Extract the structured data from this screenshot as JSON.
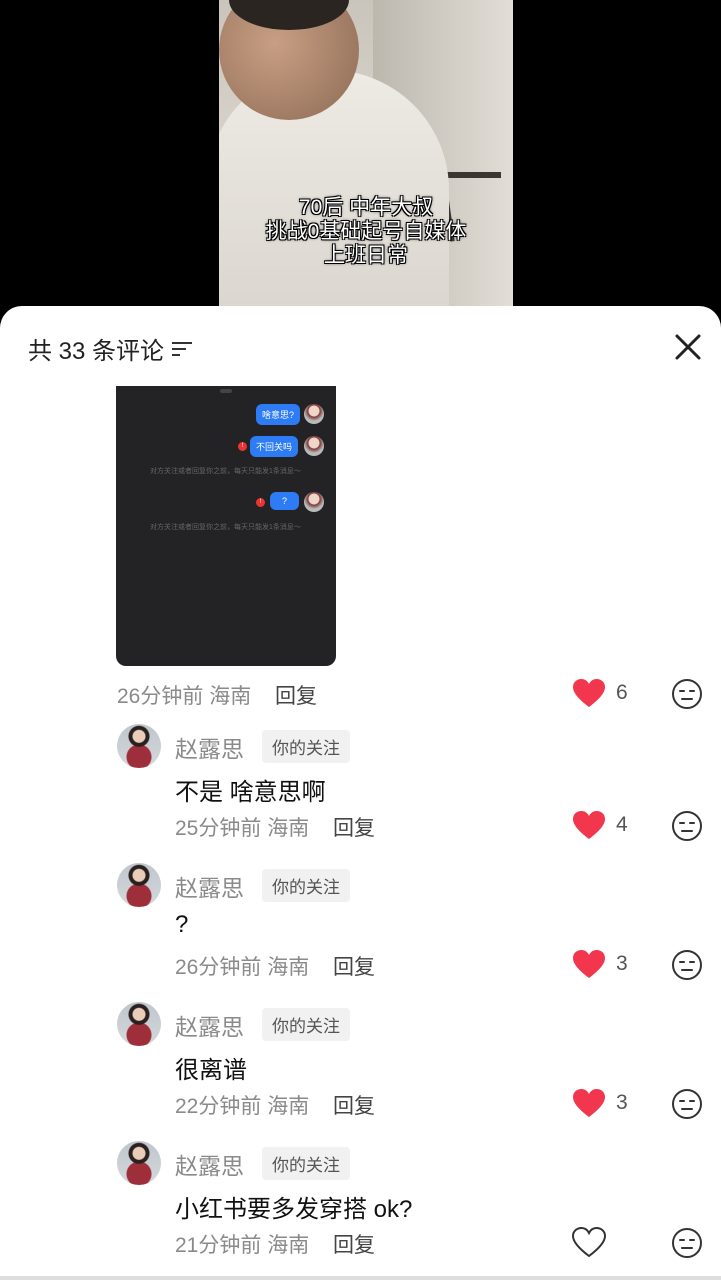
{
  "video": {
    "caption_lines": [
      "70后 中年大叔",
      "挑战0基础起号自媒体",
      "上班日常"
    ]
  },
  "header": {
    "title": "共 33 条评论",
    "filter_icon": "filter-icon",
    "close_icon": "close-icon"
  },
  "screenshot_image": {
    "bubbles": [
      "啥意思?",
      "不回关吗",
      "?"
    ],
    "system_lines": [
      "对方关注或者回复你之前，每天只能发1条消息～",
      "对方关注或者回复你之前，每天只能发1条消息～"
    ]
  },
  "top_meta": {
    "time": "26分钟前",
    "location": "海南",
    "reply": "回复",
    "likes": "6"
  },
  "comments": [
    {
      "name": "赵露思",
      "tag": "你的关注",
      "text": "不是 啥意思啊",
      "time": "25分钟前",
      "location": "海南",
      "reply": "回复",
      "likes": "4"
    },
    {
      "name": "赵露思",
      "tag": "你的关注",
      "text": "?",
      "time": "26分钟前",
      "location": "海南",
      "reply": "回复",
      "likes": "3"
    },
    {
      "name": "赵露思",
      "tag": "你的关注",
      "text": "很离谱",
      "time": "22分钟前",
      "location": "海南",
      "reply": "回复",
      "likes": "3"
    },
    {
      "name": "赵露思",
      "tag": "你的关注",
      "text": "小红书要多发穿搭 ok?",
      "time": "21分钟前",
      "location": "海南",
      "reply": "回复",
      "likes": ""
    }
  ],
  "colors": {
    "heart": "#f2364d",
    "accent_bubble": "#2d7cf6"
  }
}
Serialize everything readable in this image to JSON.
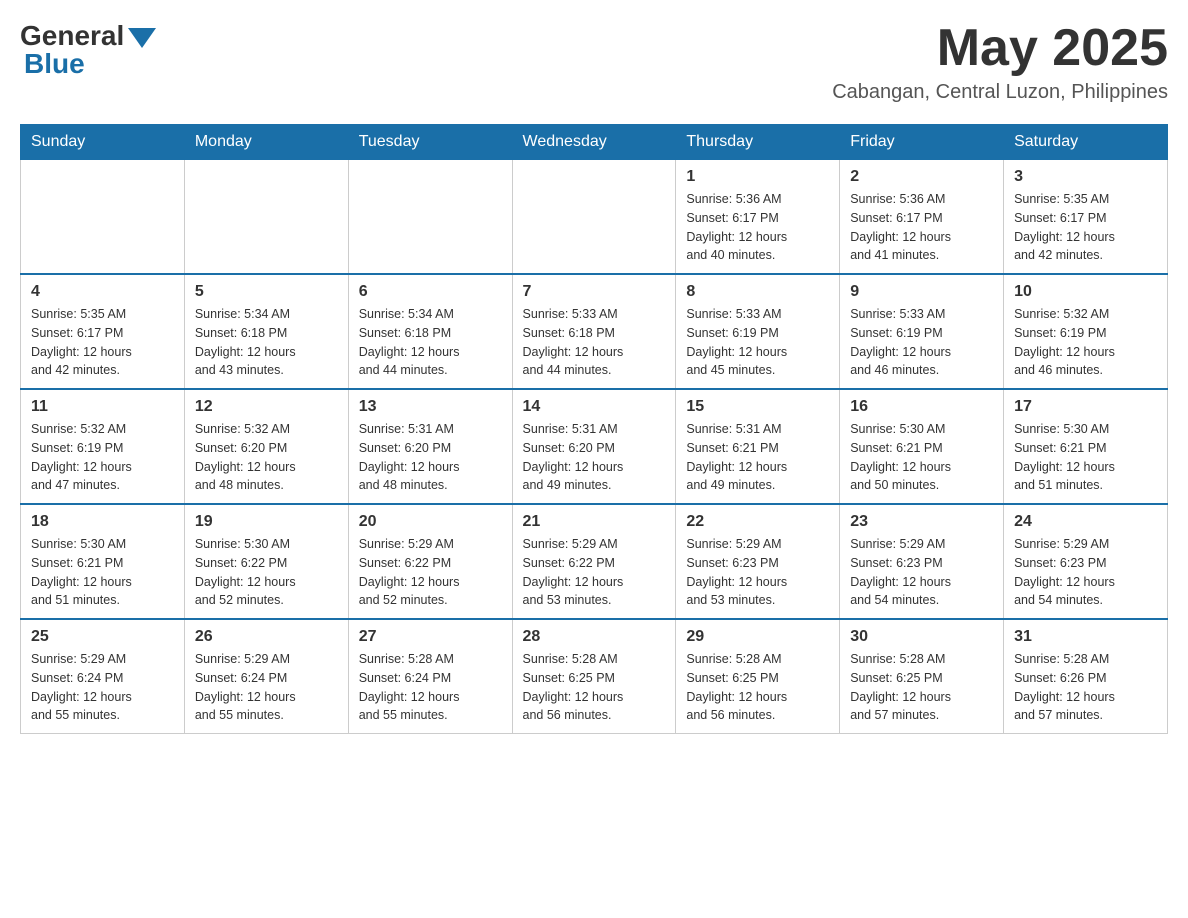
{
  "header": {
    "logo": {
      "general": "General",
      "blue": "Blue"
    },
    "title": "May 2025",
    "location": "Cabangan, Central Luzon, Philippines"
  },
  "weekdays": [
    "Sunday",
    "Monday",
    "Tuesday",
    "Wednesday",
    "Thursday",
    "Friday",
    "Saturday"
  ],
  "weeks": [
    [
      {
        "day": "",
        "info": ""
      },
      {
        "day": "",
        "info": ""
      },
      {
        "day": "",
        "info": ""
      },
      {
        "day": "",
        "info": ""
      },
      {
        "day": "1",
        "info": "Sunrise: 5:36 AM\nSunset: 6:17 PM\nDaylight: 12 hours\nand 40 minutes."
      },
      {
        "day": "2",
        "info": "Sunrise: 5:36 AM\nSunset: 6:17 PM\nDaylight: 12 hours\nand 41 minutes."
      },
      {
        "day": "3",
        "info": "Sunrise: 5:35 AM\nSunset: 6:17 PM\nDaylight: 12 hours\nand 42 minutes."
      }
    ],
    [
      {
        "day": "4",
        "info": "Sunrise: 5:35 AM\nSunset: 6:17 PM\nDaylight: 12 hours\nand 42 minutes."
      },
      {
        "day": "5",
        "info": "Sunrise: 5:34 AM\nSunset: 6:18 PM\nDaylight: 12 hours\nand 43 minutes."
      },
      {
        "day": "6",
        "info": "Sunrise: 5:34 AM\nSunset: 6:18 PM\nDaylight: 12 hours\nand 44 minutes."
      },
      {
        "day": "7",
        "info": "Sunrise: 5:33 AM\nSunset: 6:18 PM\nDaylight: 12 hours\nand 44 minutes."
      },
      {
        "day": "8",
        "info": "Sunrise: 5:33 AM\nSunset: 6:19 PM\nDaylight: 12 hours\nand 45 minutes."
      },
      {
        "day": "9",
        "info": "Sunrise: 5:33 AM\nSunset: 6:19 PM\nDaylight: 12 hours\nand 46 minutes."
      },
      {
        "day": "10",
        "info": "Sunrise: 5:32 AM\nSunset: 6:19 PM\nDaylight: 12 hours\nand 46 minutes."
      }
    ],
    [
      {
        "day": "11",
        "info": "Sunrise: 5:32 AM\nSunset: 6:19 PM\nDaylight: 12 hours\nand 47 minutes."
      },
      {
        "day": "12",
        "info": "Sunrise: 5:32 AM\nSunset: 6:20 PM\nDaylight: 12 hours\nand 48 minutes."
      },
      {
        "day": "13",
        "info": "Sunrise: 5:31 AM\nSunset: 6:20 PM\nDaylight: 12 hours\nand 48 minutes."
      },
      {
        "day": "14",
        "info": "Sunrise: 5:31 AM\nSunset: 6:20 PM\nDaylight: 12 hours\nand 49 minutes."
      },
      {
        "day": "15",
        "info": "Sunrise: 5:31 AM\nSunset: 6:21 PM\nDaylight: 12 hours\nand 49 minutes."
      },
      {
        "day": "16",
        "info": "Sunrise: 5:30 AM\nSunset: 6:21 PM\nDaylight: 12 hours\nand 50 minutes."
      },
      {
        "day": "17",
        "info": "Sunrise: 5:30 AM\nSunset: 6:21 PM\nDaylight: 12 hours\nand 51 minutes."
      }
    ],
    [
      {
        "day": "18",
        "info": "Sunrise: 5:30 AM\nSunset: 6:21 PM\nDaylight: 12 hours\nand 51 minutes."
      },
      {
        "day": "19",
        "info": "Sunrise: 5:30 AM\nSunset: 6:22 PM\nDaylight: 12 hours\nand 52 minutes."
      },
      {
        "day": "20",
        "info": "Sunrise: 5:29 AM\nSunset: 6:22 PM\nDaylight: 12 hours\nand 52 minutes."
      },
      {
        "day": "21",
        "info": "Sunrise: 5:29 AM\nSunset: 6:22 PM\nDaylight: 12 hours\nand 53 minutes."
      },
      {
        "day": "22",
        "info": "Sunrise: 5:29 AM\nSunset: 6:23 PM\nDaylight: 12 hours\nand 53 minutes."
      },
      {
        "day": "23",
        "info": "Sunrise: 5:29 AM\nSunset: 6:23 PM\nDaylight: 12 hours\nand 54 minutes."
      },
      {
        "day": "24",
        "info": "Sunrise: 5:29 AM\nSunset: 6:23 PM\nDaylight: 12 hours\nand 54 minutes."
      }
    ],
    [
      {
        "day": "25",
        "info": "Sunrise: 5:29 AM\nSunset: 6:24 PM\nDaylight: 12 hours\nand 55 minutes."
      },
      {
        "day": "26",
        "info": "Sunrise: 5:29 AM\nSunset: 6:24 PM\nDaylight: 12 hours\nand 55 minutes."
      },
      {
        "day": "27",
        "info": "Sunrise: 5:28 AM\nSunset: 6:24 PM\nDaylight: 12 hours\nand 55 minutes."
      },
      {
        "day": "28",
        "info": "Sunrise: 5:28 AM\nSunset: 6:25 PM\nDaylight: 12 hours\nand 56 minutes."
      },
      {
        "day": "29",
        "info": "Sunrise: 5:28 AM\nSunset: 6:25 PM\nDaylight: 12 hours\nand 56 minutes."
      },
      {
        "day": "30",
        "info": "Sunrise: 5:28 AM\nSunset: 6:25 PM\nDaylight: 12 hours\nand 57 minutes."
      },
      {
        "day": "31",
        "info": "Sunrise: 5:28 AM\nSunset: 6:26 PM\nDaylight: 12 hours\nand 57 minutes."
      }
    ]
  ]
}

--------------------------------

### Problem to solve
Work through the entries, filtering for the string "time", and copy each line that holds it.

### Task answer
    "time": "26分钟前",
      "time": "25分钟前",
      "time": "26分钟前",
      "time": "22分钟前",
      "time": "21分钟前",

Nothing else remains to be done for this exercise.